Your objective
The data below has to be returned exactly, down to the last character.

Exercise data Start Marker

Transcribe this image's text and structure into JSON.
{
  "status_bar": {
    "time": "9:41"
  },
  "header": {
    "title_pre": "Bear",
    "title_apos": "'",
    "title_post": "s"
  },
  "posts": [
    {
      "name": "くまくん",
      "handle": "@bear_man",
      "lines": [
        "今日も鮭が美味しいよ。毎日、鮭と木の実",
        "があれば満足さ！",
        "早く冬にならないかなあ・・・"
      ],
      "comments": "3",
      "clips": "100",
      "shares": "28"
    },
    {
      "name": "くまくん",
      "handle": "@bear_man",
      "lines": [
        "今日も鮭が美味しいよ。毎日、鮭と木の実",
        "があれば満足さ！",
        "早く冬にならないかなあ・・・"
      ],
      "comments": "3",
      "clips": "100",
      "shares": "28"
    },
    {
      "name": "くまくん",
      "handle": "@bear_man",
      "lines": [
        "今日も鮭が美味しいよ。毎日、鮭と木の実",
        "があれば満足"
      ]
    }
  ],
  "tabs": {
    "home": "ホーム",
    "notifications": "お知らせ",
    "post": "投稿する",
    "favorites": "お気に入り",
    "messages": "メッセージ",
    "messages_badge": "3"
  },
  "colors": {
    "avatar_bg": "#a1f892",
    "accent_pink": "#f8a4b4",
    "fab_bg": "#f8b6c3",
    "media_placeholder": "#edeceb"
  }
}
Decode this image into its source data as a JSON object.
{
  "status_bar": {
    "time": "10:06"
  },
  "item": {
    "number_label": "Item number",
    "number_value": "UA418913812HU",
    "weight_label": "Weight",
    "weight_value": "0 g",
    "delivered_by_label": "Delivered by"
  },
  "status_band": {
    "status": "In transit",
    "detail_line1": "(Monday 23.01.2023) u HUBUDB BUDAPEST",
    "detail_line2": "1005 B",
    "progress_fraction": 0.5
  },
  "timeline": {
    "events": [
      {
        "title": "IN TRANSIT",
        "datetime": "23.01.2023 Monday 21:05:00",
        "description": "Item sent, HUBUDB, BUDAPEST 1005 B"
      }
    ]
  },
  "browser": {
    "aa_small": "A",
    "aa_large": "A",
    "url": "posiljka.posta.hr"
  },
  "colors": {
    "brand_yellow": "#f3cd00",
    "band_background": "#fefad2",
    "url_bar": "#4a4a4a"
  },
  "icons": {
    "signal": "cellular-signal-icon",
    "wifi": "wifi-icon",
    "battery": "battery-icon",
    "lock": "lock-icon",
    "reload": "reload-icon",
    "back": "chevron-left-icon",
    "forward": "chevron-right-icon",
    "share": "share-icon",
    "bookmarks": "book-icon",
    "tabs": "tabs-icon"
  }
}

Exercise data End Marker

Answer
Transcribe this image's text and structure into JSON.
{
  "status_bar": {
    "time": "9:41"
  },
  "header": {
    "title_pre": "Bear",
    "title_apos": "'",
    "title_post": "s"
  },
  "posts": [
    {
      "name": "くまくん",
      "handle": "@bear_man",
      "lines": [
        "今日も鮭が美味しいよ。毎日、鮭と木の実",
        "があれば満足さ！",
        "早く冬にならないかなあ・・・"
      ],
      "comments": "3",
      "clips": "100",
      "shares": "28"
    },
    {
      "name": "くまくん",
      "handle": "@bear_man",
      "lines": [
        "今日も鮭が美味しいよ。毎日、鮭と木の実",
        "があれば満足さ！",
        "早く冬にならないかなあ・・・"
      ],
      "comments": "3",
      "clips": "100",
      "shares": "28"
    },
    {
      "name": "くまくん",
      "handle": "@bear_man",
      "lines": [
        "今日も鮭が美味しいよ。毎日、鮭と木の実",
        "があれば満足"
      ]
    }
  ],
  "tabs": {
    "home": "ホーム",
    "notifications": "お知らせ",
    "post": "投稿する",
    "favorites": "お気に入り",
    "messages": "メッセージ",
    "messages_badge": "3"
  },
  "colors": {
    "avatar_bg": "#a1f892",
    "accent_pink": "#f8a4b4",
    "fab_bg": "#f8b6c3",
    "media_placeholder": "#edeceb"
  }
}
Decode this image into its source data as a JSON object.
{
  "status_bar": {
    "time": "10:06"
  },
  "item": {
    "number_label": "Item number",
    "number_value": "UA418913812HU",
    "weight_label": "Weight",
    "weight_value": "0 g",
    "delivered_by_label": "Delivered by"
  },
  "status_band": {
    "status": "In transit",
    "detail_line1": "(Monday 23.01.2023) u HUBUDB BUDAPEST",
    "detail_line2": "1005 B",
    "progress_fraction": 0.5
  },
  "timeline": {
    "events": [
      {
        "title": "IN TRANSIT",
        "datetime": "23.01.2023 Monday 21:05:00",
        "description": "Item sent, HUBUDB, BUDAPEST 1005 B"
      }
    ]
  },
  "browser": {
    "aa_small": "A",
    "aa_large": "A",
    "url": "posiljka.posta.hr"
  },
  "colors": {
    "brand_yellow": "#f3cd00",
    "band_background": "#fefad2",
    "url_bar": "#4a4a4a"
  },
  "icons": {
    "signal": "cellular-signal-icon",
    "wifi": "wifi-icon",
    "battery": "battery-icon",
    "lock": "lock-icon",
    "reload": "reload-icon",
    "back": "chevron-left-icon",
    "forward": "chevron-right-icon",
    "share": "share-icon",
    "bookmarks": "book-icon",
    "tabs": "tabs-icon"
  }
}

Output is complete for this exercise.